‘Don’t hate me because I’m beautiful’
David Michod writes and directs a rather under-rated but heavily spoiled ‘The Rover’ , a rather short movie about a cold tempered man called Eric (Guy Pearce) who tracks down the people who stole his car, and on his way crosses paths with a dim simpleton called Rey (Robert Pattinson) whos brother abandoned him, all set ten years after a collapse.
This is definitely not my favourite film, even if it has Robert Pattinson in it; who quite obviously shines as Rey, looking in the bleak distance with his murky face, lonely eyes, bad teeth and clothing with fear and enough to convince a solid audience. As for Guy Pearce, he played a very interesting Eric, but it was hard to get use to him in this sort of role as I have only seen him in The Kings Speech.
It is not very word heavy, in fact, I saw it as a 90 minute road movie with lots of guns and two men want to track down their car and their brother (respectively), and it was only after the movie had ended when I remembered what I saw and thought ‘ok do you think the director wants us to think…… which led to the events leading up to the end of the film’. It also allowed Guy Pearce and Robert Pattinson etc to show that their actions spoke louder than their words.

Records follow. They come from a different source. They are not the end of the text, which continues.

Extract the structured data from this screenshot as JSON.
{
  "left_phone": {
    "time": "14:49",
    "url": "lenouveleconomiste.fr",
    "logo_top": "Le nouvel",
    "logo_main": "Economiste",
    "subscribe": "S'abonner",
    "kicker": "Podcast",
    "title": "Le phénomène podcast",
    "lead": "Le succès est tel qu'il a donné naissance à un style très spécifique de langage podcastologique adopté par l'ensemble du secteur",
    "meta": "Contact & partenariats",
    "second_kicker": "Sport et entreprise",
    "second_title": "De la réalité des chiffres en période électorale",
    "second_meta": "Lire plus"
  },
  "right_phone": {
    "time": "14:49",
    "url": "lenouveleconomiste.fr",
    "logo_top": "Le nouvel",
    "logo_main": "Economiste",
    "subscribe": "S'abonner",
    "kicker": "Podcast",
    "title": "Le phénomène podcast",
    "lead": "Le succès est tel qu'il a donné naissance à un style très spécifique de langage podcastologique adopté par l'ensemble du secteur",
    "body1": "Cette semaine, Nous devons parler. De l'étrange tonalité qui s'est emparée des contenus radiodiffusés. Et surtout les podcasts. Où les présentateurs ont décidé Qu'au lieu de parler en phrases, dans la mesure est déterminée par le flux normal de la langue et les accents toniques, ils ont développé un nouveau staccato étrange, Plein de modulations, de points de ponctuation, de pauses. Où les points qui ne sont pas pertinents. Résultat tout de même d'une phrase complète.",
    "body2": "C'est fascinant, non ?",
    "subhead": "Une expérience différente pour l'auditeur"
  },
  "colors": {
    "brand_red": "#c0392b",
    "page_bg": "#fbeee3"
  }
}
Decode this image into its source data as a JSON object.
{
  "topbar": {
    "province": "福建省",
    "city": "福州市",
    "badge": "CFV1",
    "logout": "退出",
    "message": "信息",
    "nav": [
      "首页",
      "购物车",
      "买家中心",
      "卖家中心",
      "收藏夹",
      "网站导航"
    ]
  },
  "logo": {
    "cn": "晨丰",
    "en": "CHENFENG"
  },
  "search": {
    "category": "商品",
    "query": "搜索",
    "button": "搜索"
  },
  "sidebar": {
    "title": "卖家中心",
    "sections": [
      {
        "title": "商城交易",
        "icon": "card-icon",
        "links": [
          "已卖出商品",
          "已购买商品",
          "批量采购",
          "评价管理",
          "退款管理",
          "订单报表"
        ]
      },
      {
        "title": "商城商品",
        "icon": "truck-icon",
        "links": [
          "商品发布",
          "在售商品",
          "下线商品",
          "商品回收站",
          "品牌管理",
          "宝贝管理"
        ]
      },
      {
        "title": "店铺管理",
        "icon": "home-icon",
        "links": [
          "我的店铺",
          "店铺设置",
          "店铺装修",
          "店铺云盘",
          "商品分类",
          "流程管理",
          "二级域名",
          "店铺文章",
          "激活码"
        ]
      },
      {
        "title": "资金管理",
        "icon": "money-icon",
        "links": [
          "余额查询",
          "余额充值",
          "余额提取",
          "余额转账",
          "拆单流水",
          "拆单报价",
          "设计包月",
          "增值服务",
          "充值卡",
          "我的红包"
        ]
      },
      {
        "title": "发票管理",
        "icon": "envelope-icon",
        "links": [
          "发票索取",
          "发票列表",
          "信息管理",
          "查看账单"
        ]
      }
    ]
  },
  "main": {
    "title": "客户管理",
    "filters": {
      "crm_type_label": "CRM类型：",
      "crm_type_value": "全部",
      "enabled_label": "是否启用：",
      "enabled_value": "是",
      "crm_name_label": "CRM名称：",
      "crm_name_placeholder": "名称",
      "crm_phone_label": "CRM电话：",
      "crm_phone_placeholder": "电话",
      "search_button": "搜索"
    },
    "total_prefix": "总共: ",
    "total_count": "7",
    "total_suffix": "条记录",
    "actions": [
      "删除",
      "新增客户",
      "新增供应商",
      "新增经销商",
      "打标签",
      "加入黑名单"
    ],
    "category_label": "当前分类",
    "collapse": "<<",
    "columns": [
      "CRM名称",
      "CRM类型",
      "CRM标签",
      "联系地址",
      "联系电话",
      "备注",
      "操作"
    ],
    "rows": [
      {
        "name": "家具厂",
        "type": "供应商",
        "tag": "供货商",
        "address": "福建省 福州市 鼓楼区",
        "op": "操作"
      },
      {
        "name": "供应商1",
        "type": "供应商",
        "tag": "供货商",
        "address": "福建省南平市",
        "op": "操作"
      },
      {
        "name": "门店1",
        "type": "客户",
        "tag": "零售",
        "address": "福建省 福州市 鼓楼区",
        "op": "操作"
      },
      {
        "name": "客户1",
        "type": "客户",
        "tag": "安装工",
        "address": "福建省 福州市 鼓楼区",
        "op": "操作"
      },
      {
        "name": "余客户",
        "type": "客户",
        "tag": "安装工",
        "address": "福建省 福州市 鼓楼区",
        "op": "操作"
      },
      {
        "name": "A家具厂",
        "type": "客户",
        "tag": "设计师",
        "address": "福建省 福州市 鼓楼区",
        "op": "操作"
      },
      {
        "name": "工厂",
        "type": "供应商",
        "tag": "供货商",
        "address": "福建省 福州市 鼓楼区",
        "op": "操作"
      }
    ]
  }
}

I felt like I had seen most of it in the interview clips but when I watched the whole film, it started to come together.
I had watched interviews of either Guy Pearce or Robert Pattinson previously, but maybe their very dressed up view of the film somewhat misleaded my opinion of it. This one might need a rewatch at some point, but for now I should say that the performances of the two leads, as well as the other cast members were ok, and the colour scheme; (though not as lavish) of the the blues, black, grey, brown fitted with the grim dystopia of The Rover.
As an obvious longterm fan of Robert Pattinson, it was exciting to see him in a role where he was not playing a vampire or a misleaded love interest.
Good soundtrack, excellent cast but somewhat lacked development-maybe it doesn’t need it?
Based on a story by David Michod and Joel Edgerton.
3 / 5